Exercise goal: Once you have read the entries, please say how many lines hold the string "handle", giving the number only.

(Data records for software interfaces)
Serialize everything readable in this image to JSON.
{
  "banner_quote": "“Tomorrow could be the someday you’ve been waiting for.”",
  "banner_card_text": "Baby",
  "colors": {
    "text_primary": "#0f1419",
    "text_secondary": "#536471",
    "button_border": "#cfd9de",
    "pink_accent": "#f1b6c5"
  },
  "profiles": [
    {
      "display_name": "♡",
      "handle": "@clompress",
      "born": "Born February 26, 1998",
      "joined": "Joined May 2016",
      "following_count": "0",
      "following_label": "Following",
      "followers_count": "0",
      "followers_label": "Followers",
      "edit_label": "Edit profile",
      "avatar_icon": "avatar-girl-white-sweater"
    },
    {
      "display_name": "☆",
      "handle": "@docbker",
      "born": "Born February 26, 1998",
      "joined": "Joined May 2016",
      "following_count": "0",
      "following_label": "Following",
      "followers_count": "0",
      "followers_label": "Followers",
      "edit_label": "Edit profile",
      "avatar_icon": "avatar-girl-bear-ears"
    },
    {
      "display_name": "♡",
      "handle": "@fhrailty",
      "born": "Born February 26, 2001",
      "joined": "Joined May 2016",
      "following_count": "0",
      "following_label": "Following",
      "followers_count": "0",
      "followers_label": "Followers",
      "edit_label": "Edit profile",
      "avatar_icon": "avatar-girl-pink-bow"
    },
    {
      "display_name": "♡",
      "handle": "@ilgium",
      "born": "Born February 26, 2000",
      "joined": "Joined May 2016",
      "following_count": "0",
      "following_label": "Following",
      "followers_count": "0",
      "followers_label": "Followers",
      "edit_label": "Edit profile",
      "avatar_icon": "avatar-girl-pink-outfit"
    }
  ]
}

Written answer: 4